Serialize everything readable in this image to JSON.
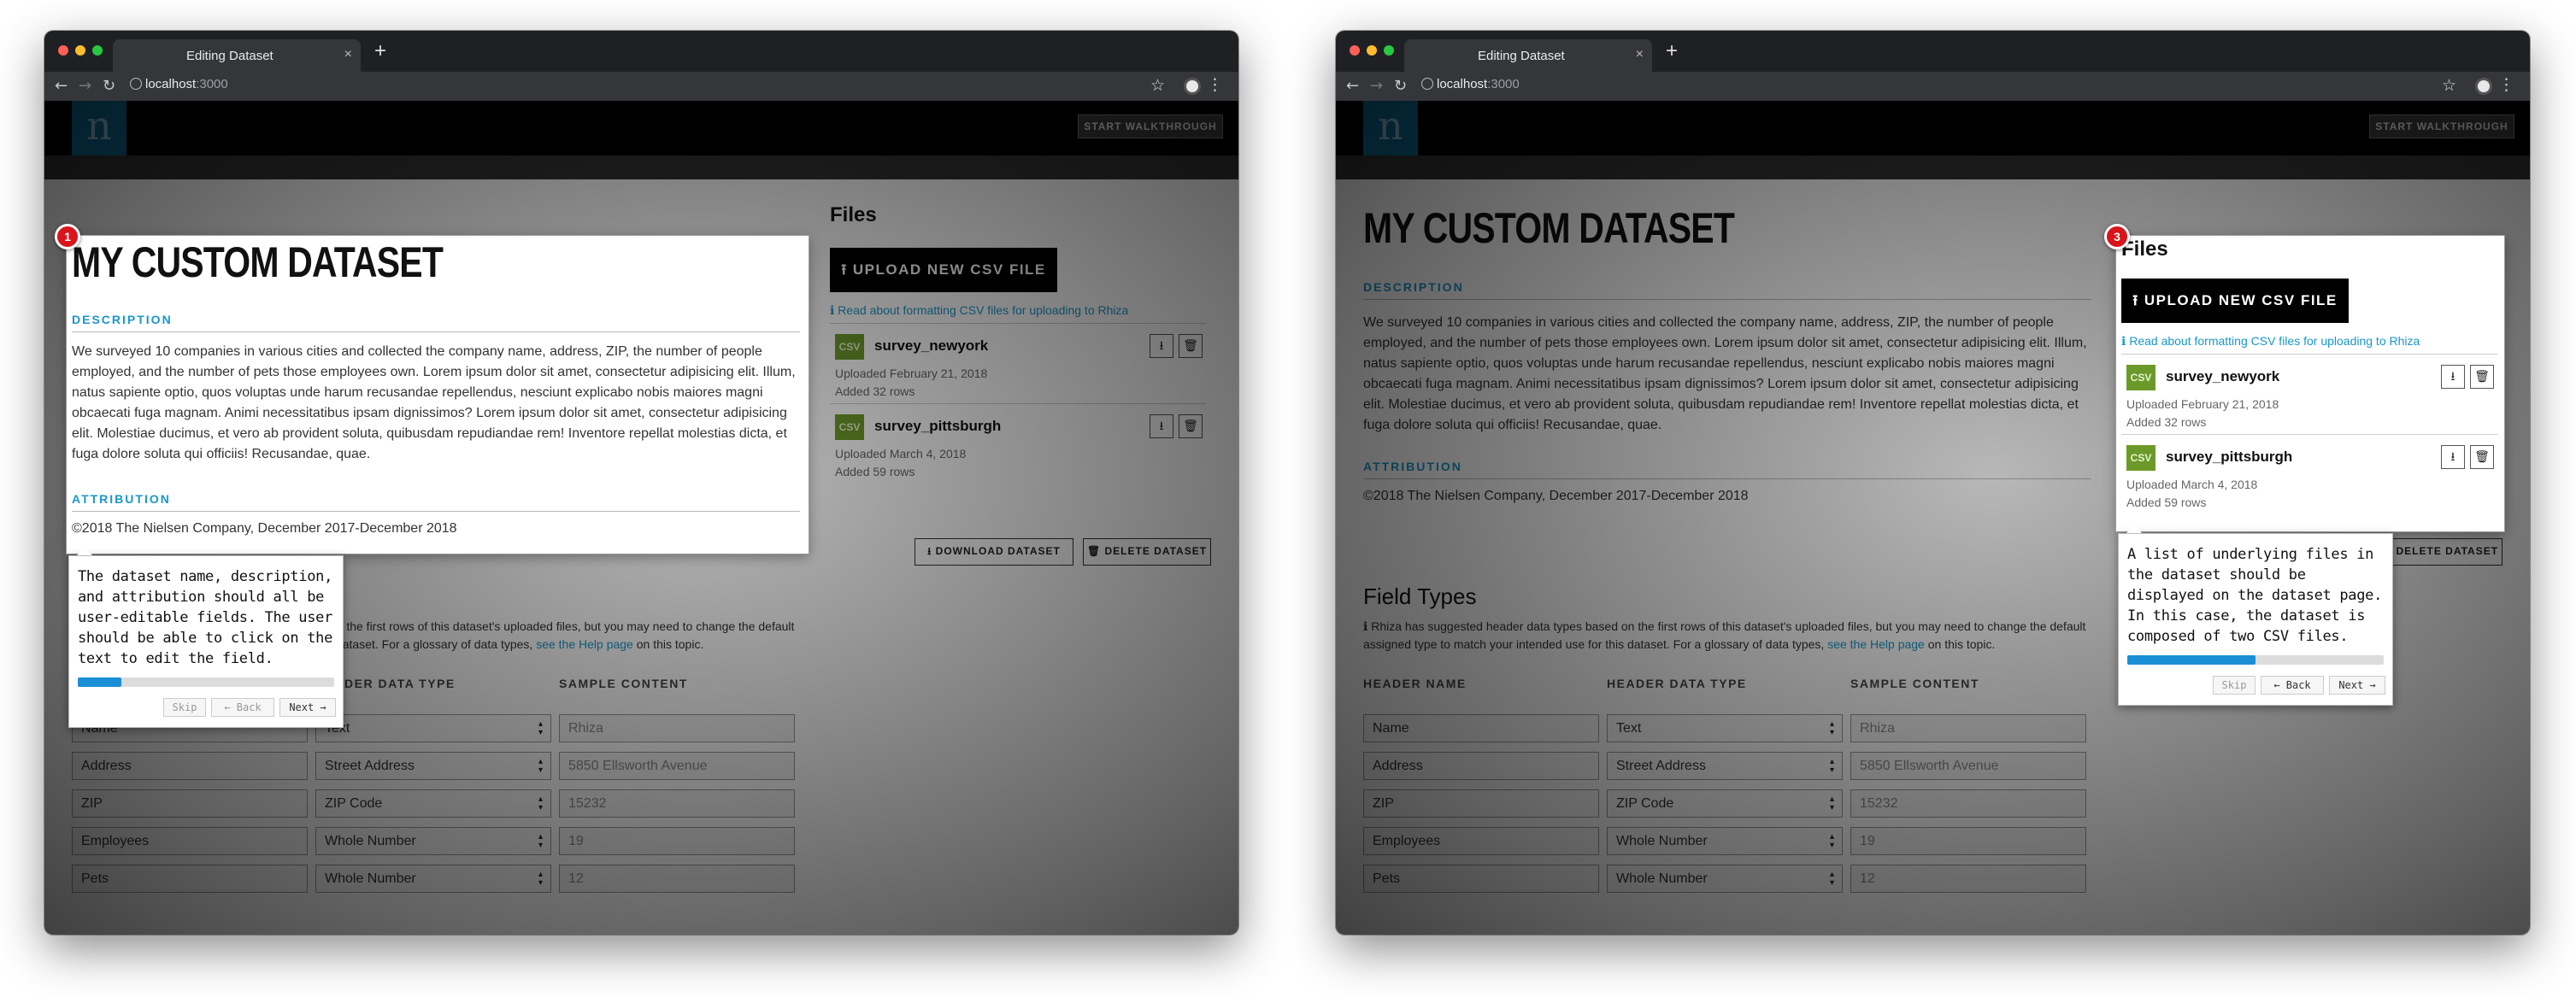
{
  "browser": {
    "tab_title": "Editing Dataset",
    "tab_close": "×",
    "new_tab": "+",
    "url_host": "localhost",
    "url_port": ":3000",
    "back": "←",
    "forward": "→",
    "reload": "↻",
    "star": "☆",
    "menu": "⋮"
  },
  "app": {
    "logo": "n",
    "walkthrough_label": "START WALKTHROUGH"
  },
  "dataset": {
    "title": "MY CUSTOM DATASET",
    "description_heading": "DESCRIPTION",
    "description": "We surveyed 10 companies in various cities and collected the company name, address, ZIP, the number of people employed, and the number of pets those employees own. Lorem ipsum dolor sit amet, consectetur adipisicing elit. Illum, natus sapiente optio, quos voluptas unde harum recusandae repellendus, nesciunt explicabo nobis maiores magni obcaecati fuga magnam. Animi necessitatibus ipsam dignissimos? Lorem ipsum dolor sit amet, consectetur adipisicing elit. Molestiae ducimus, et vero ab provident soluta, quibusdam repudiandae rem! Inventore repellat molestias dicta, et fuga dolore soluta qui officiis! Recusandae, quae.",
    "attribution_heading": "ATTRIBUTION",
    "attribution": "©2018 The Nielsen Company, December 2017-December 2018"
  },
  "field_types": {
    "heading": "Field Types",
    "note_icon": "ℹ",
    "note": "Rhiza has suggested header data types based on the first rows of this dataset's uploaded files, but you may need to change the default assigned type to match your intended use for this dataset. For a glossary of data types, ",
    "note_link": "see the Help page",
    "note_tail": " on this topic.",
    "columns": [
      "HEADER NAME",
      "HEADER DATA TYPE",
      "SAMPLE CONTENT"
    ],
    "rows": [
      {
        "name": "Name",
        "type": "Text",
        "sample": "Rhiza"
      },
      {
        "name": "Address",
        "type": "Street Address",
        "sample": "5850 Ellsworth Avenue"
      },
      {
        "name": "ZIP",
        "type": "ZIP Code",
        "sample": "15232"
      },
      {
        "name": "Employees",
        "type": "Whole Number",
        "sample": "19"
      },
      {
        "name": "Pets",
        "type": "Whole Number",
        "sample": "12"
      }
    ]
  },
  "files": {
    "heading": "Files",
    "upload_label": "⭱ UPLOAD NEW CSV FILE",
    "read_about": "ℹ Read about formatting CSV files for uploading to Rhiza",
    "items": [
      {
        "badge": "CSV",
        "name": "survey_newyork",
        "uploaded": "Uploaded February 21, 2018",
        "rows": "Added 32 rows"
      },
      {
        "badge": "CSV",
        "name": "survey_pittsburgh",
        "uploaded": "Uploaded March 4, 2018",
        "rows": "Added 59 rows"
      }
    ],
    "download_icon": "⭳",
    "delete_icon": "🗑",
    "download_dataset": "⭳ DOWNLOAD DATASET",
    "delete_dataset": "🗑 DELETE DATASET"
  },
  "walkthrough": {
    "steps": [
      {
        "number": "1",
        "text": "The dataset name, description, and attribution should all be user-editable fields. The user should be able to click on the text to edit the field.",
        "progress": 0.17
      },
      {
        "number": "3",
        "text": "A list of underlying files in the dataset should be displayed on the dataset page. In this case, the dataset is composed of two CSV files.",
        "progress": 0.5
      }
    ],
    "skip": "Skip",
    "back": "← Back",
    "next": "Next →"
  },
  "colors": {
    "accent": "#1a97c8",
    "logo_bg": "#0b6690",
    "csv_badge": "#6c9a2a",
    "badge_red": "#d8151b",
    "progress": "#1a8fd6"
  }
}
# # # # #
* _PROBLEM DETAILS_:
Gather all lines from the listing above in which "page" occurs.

* _SOLUTION FOR THIS EXERCISE_:
    "note_link": "see the Help page",
        "text": "A list of underlying files in the dataset should be displayed on the dataset page. In this case, the dataset is composed of two CSV files.",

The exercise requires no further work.